But I have a confession. Over the past few years, my eyes have, on occasion, strayed. To scones with a little more substance. Scones that are a bit more hardy. Scones with a depth of flavor. Scones that are a bit less simple.
The moment I saw these certain buckwheat cornmeal scones and I was taken in. I must have had too many spoonfuls of the strawberry rhubarb jam that was simmering away on the stove top. I didn’t know what I was doing. Before I could come to my senses, my hands were sticky with dough. I had crossed the line.
I should regret my actions and beg for forgiveness. But, you see, these scones filled a need in me I didn’t even realize I had. I didn’t know how riveted I would be by their subtle nuttiness. How tantalized I’d be by the grain. I simply can’t stop nibbling on them. And they make me happy. Right now, they are just what I need.
So, dear scones, I just need some space. I jumped in far too early with you, declaring myself yours before I really even knew who I was as a baker. I need to experiment. To try new grains and new flavors. Perhaps, once I know myself a bit better, I will return to you. Until then, I wish you the best. I will always think of you fondly.

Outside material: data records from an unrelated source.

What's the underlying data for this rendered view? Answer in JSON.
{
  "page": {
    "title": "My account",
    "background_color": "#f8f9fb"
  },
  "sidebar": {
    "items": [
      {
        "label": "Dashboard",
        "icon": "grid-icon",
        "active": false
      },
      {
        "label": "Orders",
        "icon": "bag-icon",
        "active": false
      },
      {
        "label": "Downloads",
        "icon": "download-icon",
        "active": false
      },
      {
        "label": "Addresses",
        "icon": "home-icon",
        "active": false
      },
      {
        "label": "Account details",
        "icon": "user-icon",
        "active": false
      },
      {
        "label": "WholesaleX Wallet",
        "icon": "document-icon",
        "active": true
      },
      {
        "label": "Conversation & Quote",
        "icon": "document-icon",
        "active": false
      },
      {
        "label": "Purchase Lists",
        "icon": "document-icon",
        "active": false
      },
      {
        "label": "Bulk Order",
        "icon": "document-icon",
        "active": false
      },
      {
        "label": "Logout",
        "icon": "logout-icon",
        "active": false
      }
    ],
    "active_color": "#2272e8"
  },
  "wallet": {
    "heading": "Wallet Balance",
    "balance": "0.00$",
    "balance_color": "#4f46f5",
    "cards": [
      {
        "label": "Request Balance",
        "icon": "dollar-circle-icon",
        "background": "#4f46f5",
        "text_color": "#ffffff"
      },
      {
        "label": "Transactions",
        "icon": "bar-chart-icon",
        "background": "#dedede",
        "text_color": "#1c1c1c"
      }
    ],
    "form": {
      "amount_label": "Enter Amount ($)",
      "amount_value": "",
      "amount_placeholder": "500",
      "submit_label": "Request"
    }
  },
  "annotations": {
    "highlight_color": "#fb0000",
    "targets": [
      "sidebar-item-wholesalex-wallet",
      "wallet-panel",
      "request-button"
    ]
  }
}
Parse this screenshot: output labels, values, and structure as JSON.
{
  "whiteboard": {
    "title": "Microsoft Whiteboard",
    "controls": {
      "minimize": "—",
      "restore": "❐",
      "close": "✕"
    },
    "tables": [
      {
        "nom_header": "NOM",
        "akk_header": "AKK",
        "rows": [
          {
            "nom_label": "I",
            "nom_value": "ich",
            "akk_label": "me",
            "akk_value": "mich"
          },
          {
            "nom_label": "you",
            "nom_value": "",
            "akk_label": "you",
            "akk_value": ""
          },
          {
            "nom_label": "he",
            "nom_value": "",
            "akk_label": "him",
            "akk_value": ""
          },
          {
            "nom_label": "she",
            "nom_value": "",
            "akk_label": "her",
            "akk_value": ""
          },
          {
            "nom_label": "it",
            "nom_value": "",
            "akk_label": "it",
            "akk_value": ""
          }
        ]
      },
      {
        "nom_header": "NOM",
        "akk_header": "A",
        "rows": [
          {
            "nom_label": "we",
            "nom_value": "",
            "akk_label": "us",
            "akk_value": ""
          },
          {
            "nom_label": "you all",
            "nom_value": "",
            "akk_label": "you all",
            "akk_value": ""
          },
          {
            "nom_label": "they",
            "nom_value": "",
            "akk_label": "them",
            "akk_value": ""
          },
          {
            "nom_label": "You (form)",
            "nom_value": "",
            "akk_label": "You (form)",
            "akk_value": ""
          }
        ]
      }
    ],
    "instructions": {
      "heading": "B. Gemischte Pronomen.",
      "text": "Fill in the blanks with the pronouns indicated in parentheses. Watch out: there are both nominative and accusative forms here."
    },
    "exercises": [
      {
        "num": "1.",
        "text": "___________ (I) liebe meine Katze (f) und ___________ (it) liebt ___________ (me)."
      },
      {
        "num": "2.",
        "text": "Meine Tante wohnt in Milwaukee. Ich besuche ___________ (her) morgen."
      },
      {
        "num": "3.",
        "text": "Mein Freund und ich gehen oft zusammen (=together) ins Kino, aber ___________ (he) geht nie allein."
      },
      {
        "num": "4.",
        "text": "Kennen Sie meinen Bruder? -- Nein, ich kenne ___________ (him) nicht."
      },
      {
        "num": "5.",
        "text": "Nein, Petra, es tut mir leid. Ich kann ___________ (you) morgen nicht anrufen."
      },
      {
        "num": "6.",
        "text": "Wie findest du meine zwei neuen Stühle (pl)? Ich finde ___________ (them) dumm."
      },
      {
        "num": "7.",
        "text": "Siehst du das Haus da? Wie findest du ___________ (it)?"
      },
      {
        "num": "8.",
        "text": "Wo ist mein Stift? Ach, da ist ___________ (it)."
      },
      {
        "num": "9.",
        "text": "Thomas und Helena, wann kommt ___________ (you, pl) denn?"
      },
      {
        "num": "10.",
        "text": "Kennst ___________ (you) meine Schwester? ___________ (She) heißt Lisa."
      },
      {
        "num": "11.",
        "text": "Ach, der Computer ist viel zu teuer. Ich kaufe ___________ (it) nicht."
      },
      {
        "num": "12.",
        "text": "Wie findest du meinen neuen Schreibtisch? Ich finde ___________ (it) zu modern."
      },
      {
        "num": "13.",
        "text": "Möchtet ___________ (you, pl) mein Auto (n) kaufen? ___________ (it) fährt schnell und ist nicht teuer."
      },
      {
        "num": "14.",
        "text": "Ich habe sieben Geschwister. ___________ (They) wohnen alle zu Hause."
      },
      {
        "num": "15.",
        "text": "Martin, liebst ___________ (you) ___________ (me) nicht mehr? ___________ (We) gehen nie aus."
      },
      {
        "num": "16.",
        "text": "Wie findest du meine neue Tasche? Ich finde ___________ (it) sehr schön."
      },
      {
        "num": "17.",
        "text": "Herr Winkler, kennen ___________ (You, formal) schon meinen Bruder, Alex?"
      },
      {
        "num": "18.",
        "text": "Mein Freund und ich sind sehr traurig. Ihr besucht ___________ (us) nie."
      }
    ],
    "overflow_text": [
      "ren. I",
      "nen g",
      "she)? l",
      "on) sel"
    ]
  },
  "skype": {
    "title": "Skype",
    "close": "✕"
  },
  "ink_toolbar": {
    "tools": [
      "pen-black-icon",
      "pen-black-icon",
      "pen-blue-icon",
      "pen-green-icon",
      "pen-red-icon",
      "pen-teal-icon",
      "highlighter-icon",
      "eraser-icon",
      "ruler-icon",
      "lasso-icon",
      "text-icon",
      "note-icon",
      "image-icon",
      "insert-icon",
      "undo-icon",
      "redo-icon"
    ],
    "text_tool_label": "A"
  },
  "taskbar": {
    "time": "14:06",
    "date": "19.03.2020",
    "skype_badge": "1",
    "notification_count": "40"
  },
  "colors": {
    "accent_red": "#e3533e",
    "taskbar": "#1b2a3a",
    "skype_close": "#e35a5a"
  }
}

Buckwheat Polenta Scones
This recipe comes from Alice Medrich’s wonderful cookbook, Pure Dessert. As it turns out, I was out of cornmeal but had some coarsely ground polenta on hand. The polenta holds up quite well and gives a nice little crunch to the scones. I had to add a bit more all purpose flour to get a workable dough though, perhaps because of the difference in the texture of the polenta. If you use cornmeal, start by adding only 6 oz of flour.
1/2 cup milk, plus more for brushing
1/4 cup heavy cream
8 oz all purpose flour, plus more for rolling
1.5 oz buckwheat flour
1.5 oz course polenta
1/3 cup sugar
1 scant tablespoon baking powder
1/2 teaspoon salt
6 tablespoons chilled unsalted butter
1 tablespoon raw sugar, for sprinkling (optional)
Whisk the egg, milk and cream together and set aside.
Combine the flours, polenta, sugar, baking powder and salt, and add the butter, coarsely chopped. Use your fingers to work the butter into the flour mixture until it resembles wet sand, with some slightly larger clumps than others. Slowly add the milk mixture, and fold in until the dry mixture is just wet (you may not use all of the milk mixture). The dough should be rough and sticky, but hold together in a ball when lightly kneaded. If it is to wet, add a bit more all purpose flour.
Dump the dough out onto a lightly floured surface, turn once, and press to about 3/4 inch thick. Cut into equal pieces (I used a 3.5 inch cutter… you can recut any scraps, but don’t work them much before recutting). Place on a parchment lined baking sheet, and refrigerate.
Preheat the oven to 425F.
Brush the tops of each scone with a bit of milk, and sprinkle with a bit of raw sugar if desired. Bake for only 12 to 15 minutes, or until the tops are a lovely golden brown. Cool on a wire rack, and serve immediately, ideally with some lovely strawberry rhubarb preserves.